> **Provided data**:
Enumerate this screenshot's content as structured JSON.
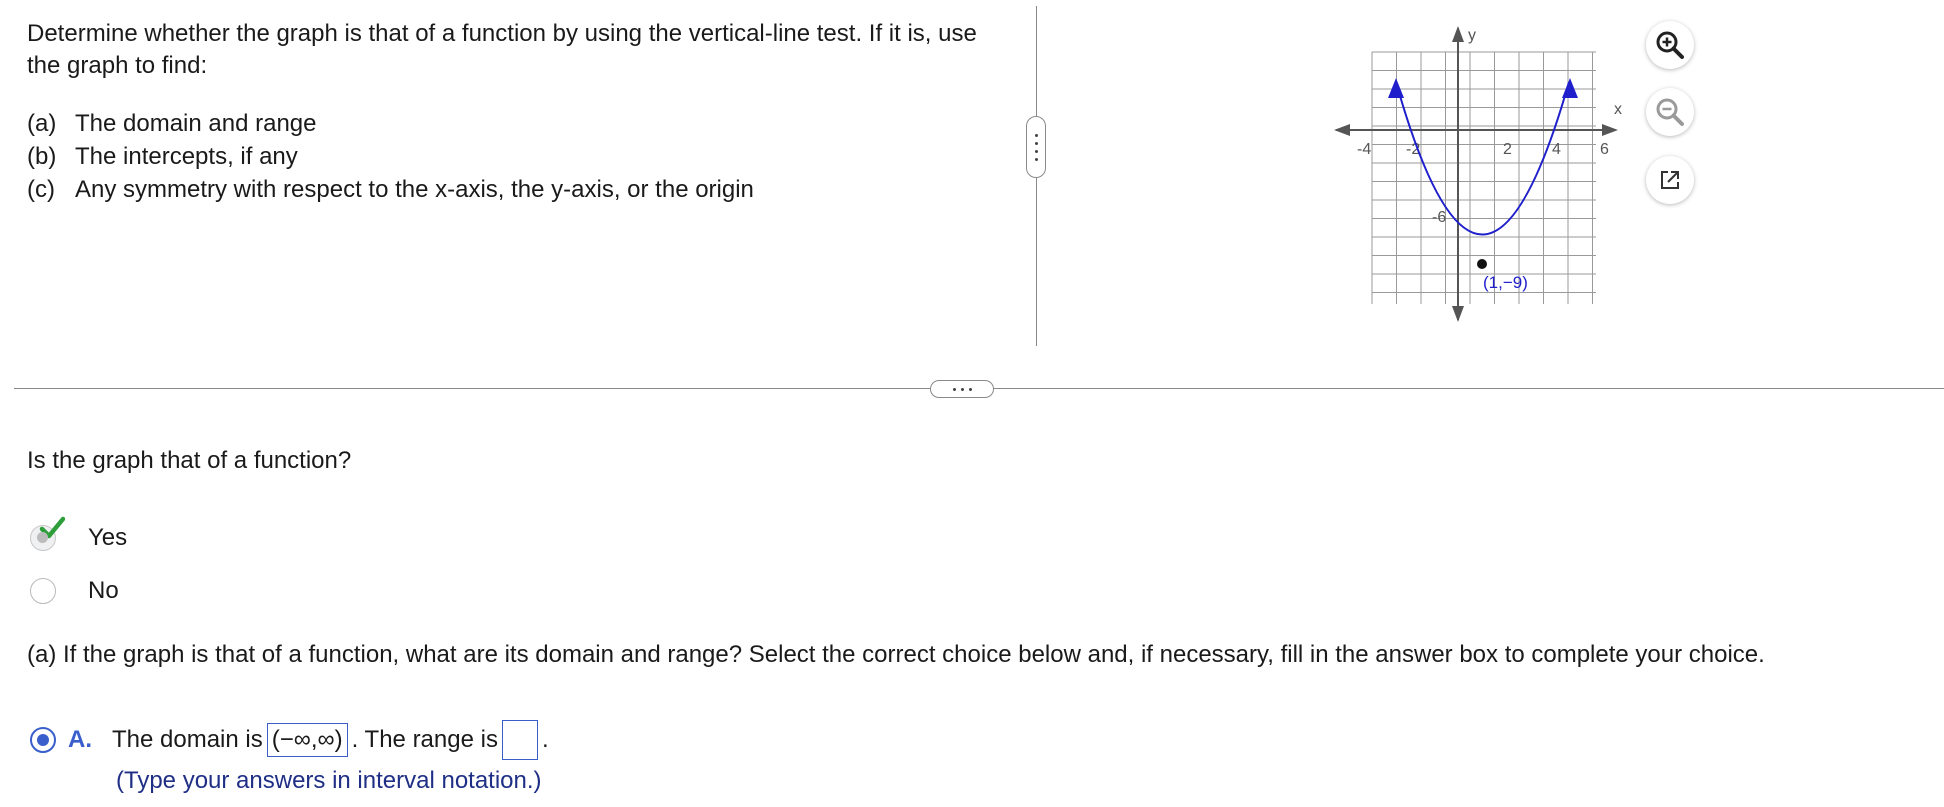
{
  "problem": {
    "prompt": "Determine whether the graph is that of a function by using the vertical-line test. If it is, use the graph to find:",
    "parts": [
      {
        "label": "(a)",
        "text": "The domain and range"
      },
      {
        "label": "(b)",
        "text": "The intercepts, if any"
      },
      {
        "label": "(c)",
        "text": "Any symmetry with respect to the x-axis, the y-axis, or the origin"
      }
    ]
  },
  "graph": {
    "axis_x_label": "x",
    "axis_y_label": "y",
    "x_ticks": [
      "-4",
      "-2",
      "2",
      "4",
      "6"
    ],
    "y_tick": "-6",
    "vertex_label": "(1,−9)",
    "curve_color": "#1f1fcc"
  },
  "toolbar": {
    "zoom_in": "zoom-in-icon",
    "zoom_out": "zoom-out-icon",
    "popout": "popout-icon"
  },
  "question": {
    "text": "Is the graph that of a function?",
    "options": [
      {
        "label": "Yes",
        "selected": true
      },
      {
        "label": "No",
        "selected": false
      }
    ]
  },
  "part_a": {
    "text": "(a) If the graph is that of a function, what are its domain and range? Select the correct choice below and, if necessary, fill in the answer box to complete your choice.",
    "choice_letter": "A.",
    "domain_prefix": "The domain is",
    "domain_value": "(−∞,∞)",
    "range_prefix": ". The range is",
    "range_value": "",
    "range_suffix": ".",
    "hint": "(Type your answers in interval notation.)"
  },
  "colors": {
    "accent": "#3a5fcd",
    "check": "#2e9e3a",
    "hint": "#1f2f86"
  }
}
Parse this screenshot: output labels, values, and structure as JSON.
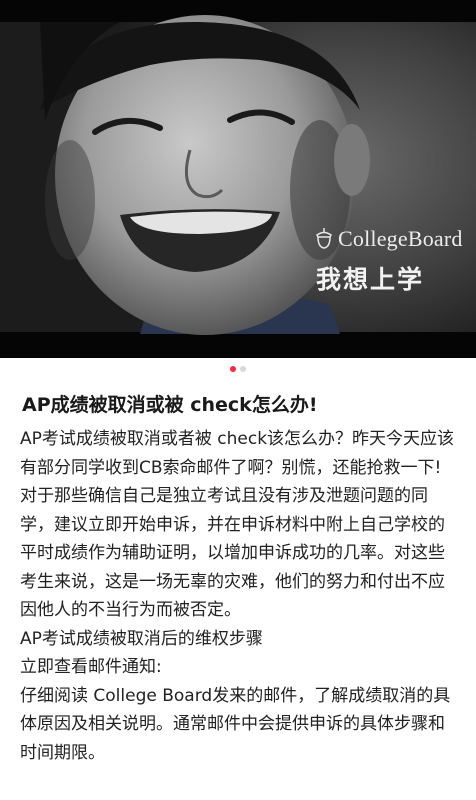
{
  "hero": {
    "brand_name": "CollegeBoard",
    "slogan": "我想上学",
    "slide_count": 2,
    "active_slide": 1
  },
  "post": {
    "title": "AP成绩被取消或被 check怎么办!",
    "paragraphs": [
      "AP考试成绩被取消或者被 check该怎么办？昨天今天应该有部分同学收到CB索命邮件了啊？别慌，还能抢救一下!",
      "对于那些确信自己是独立考试且没有涉及泄题问题的同学，建议立即开始申诉，并在申诉材料中附上自己学校的平时成绩作为辅助证明，以增加申诉成功的几率。对这些考生来说，这是一场无辜的灾难，他们的努力和付出不应因他人的不当行为而被否定。",
      "AP考试成绩被取消后的维权步骤",
      "立即查看邮件通知:",
      "仔细阅读 College Board发来的邮件，了解成绩取消的具体原因及相关说明。通常邮件中会提供申诉的具体步骤和时间期限。"
    ]
  },
  "colors": {
    "accent": "#ff2442",
    "text": "#1a1a1a",
    "hero_bg": "#0d0d0d"
  }
}
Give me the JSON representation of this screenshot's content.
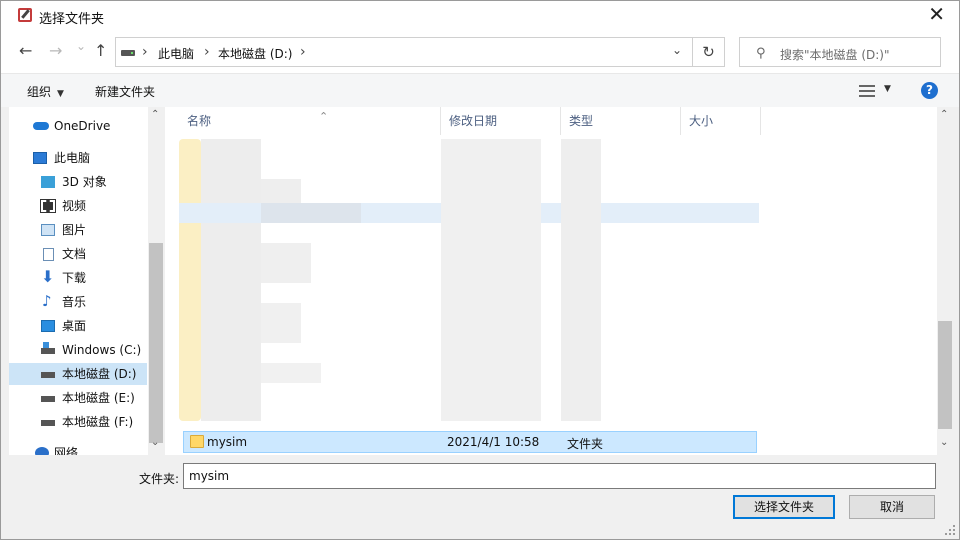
{
  "window": {
    "title": "选择文件夹",
    "close_glyph": "✕"
  },
  "nav": {
    "back_glyph": "←",
    "forward_glyph": "→",
    "recent_glyph": "⌄",
    "up_glyph": "↑",
    "breadcrumbs": [
      "此电脑",
      "本地磁盘 (D:)"
    ],
    "crumb_sep": "›",
    "refresh_glyph": "↻",
    "dropdown_glyph": "⌄"
  },
  "search": {
    "placeholder": "搜索\"本地磁盘 (D:)\"",
    "icon_glyph": "⚲"
  },
  "toolbar": {
    "organize_label": "组织",
    "organize_caret": "▼",
    "new_folder_label": "新建文件夹",
    "view_caret": "▼",
    "help_glyph": "?"
  },
  "sidebar": {
    "items": [
      {
        "label": "OneDrive",
        "icon": "onedrive-icon",
        "color": "#1e78d4"
      },
      {
        "label": "此电脑",
        "icon": "computer-icon",
        "color": "#2c7bd6"
      },
      {
        "label": "3D 对象",
        "icon": "3d-objects-icon",
        "color": "#3aa0d8"
      },
      {
        "label": "视频",
        "icon": "video-icon",
        "color": "#333333"
      },
      {
        "label": "图片",
        "icon": "pictures-icon",
        "color": "#5a8fc0"
      },
      {
        "label": "文档",
        "icon": "documents-icon",
        "color": "#6b8fb5"
      },
      {
        "label": "下载",
        "icon": "download-icon",
        "color": "#2a6fc9"
      },
      {
        "label": "音乐",
        "icon": "music-icon",
        "color": "#2a6fc9"
      },
      {
        "label": "桌面",
        "icon": "desktop-icon",
        "color": "#2a8ee0"
      },
      {
        "label": "Windows  (C:)",
        "icon": "windows-drive-icon",
        "color": "#3a8fd9"
      },
      {
        "label": "本地磁盘 (D:)",
        "icon": "drive-icon",
        "color": "#555555",
        "selected": true
      },
      {
        "label": "本地磁盘 (E:)",
        "icon": "drive-icon",
        "color": "#555555"
      },
      {
        "label": "本地磁盘 (F:)",
        "icon": "drive-icon",
        "color": "#555555"
      },
      {
        "label": "网络",
        "icon": "network-icon",
        "color": "#2a6fc9"
      }
    ],
    "scroll_up": "⌃",
    "scroll_down": "⌄"
  },
  "filelist": {
    "columns": [
      "名称",
      "修改日期",
      "类型",
      "大小"
    ],
    "sort_caret": "⌃",
    "selected_row": {
      "name": "mysim",
      "modified": "2021/4/1 10:58",
      "type": "文件夹",
      "size": ""
    },
    "scroll_up": "⌃",
    "scroll_down": "⌄"
  },
  "footer": {
    "folder_label": "文件夹:",
    "folder_value": "mysim",
    "select_label": "选择文件夹",
    "cancel_label": "取消"
  },
  "colors": {
    "accent": "#0078d7",
    "selection": "#cce8ff",
    "folder": "#ffd767"
  }
}
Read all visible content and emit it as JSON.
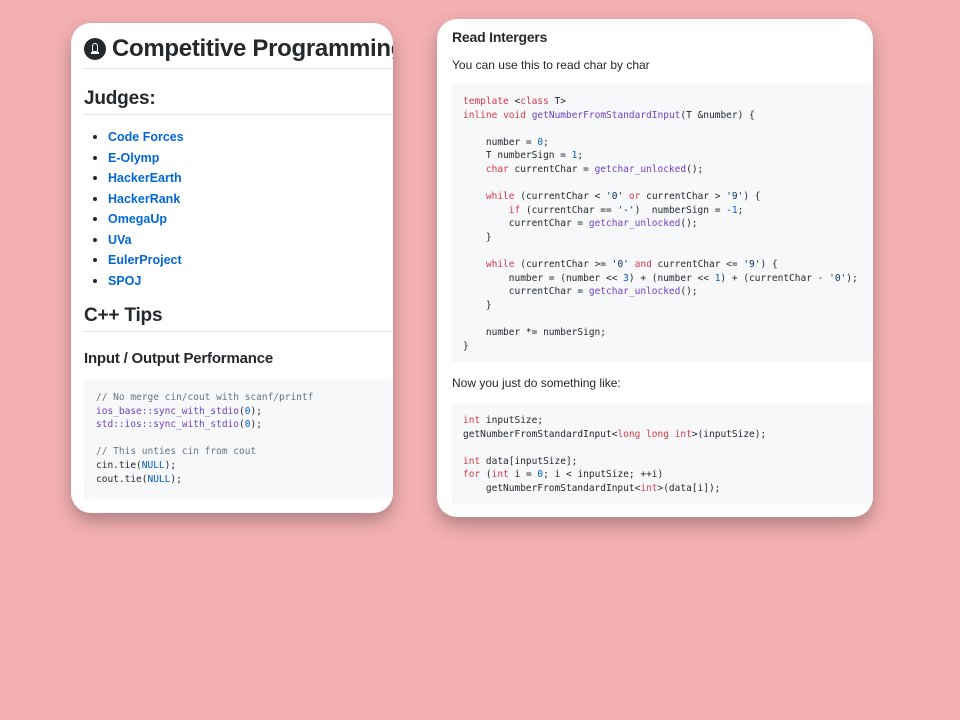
{
  "left_card": {
    "title": "Competitive Programming",
    "judges_heading": "Judges:",
    "judges": [
      "Code Forces",
      "E-Olymp",
      "HackerEarth",
      "HackerRank",
      "OmegaUp",
      "UVa",
      "EulerProject",
      "SPOJ"
    ],
    "tips_heading": "C++ Tips",
    "io_heading": "Input / Output Performance",
    "code_lines": [
      "// No merge cin/cout with scanf/printf",
      "ios_base::sync_with_stdio(0);",
      "std::ios::sync_with_stdio(0);",
      "",
      "// This unties cin from cout",
      "cin.tie(NULL);",
      "cout.tie(NULL);"
    ]
  },
  "right_card": {
    "heading": "Read Intergers",
    "intro": "You can use this to read char by char",
    "code1_lines": [
      "template <class T>",
      "inline void getNumberFromStandardInput(T &number) {",
      "",
      "    number = 0;",
      "    T numberSign = 1;",
      "    char currentChar = getchar_unlocked();",
      "",
      "    while (currentChar < '0' or currentChar > '9') {",
      "        if (currentChar == '-')  numberSign = -1;",
      "        currentChar = getchar_unlocked();",
      "    }",
      "",
      "    while (currentChar >= '0' and currentChar <= '9') {",
      "        number = (number << 3) + (number << 1) + (currentChar - '0');",
      "        currentChar = getchar_unlocked();",
      "    }",
      "",
      "    number *= numberSign;",
      "}"
    ],
    "middle_text": "Now you just do something like:",
    "code2_lines": [
      "int inputSize;",
      "getNumberFromStandardInput<long long int>(inputSize);",
      "",
      "int data[inputSize];",
      "for (int i = 0; i < inputSize; ++i)",
      "    getNumberFromStandardInput<int>(data[i]);"
    ]
  },
  "colors": {
    "background": "#f3b0b1",
    "link": "#0366d6",
    "keyword": "#d73a49",
    "function": "#6f42c1",
    "number": "#005cc5",
    "comment": "#6a737d",
    "code_bg": "#f6f8fa"
  }
}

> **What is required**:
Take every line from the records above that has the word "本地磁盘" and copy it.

> **Exercise response**:
      "本地磁盘 (D:)"
    "placeholder": "搜索\"本地磁盘 (D:)\"",
        "label": "本地磁盘 (D:)",
        "label": "本地磁盘 (E:)",
        "label": "本地磁盘 (F:)",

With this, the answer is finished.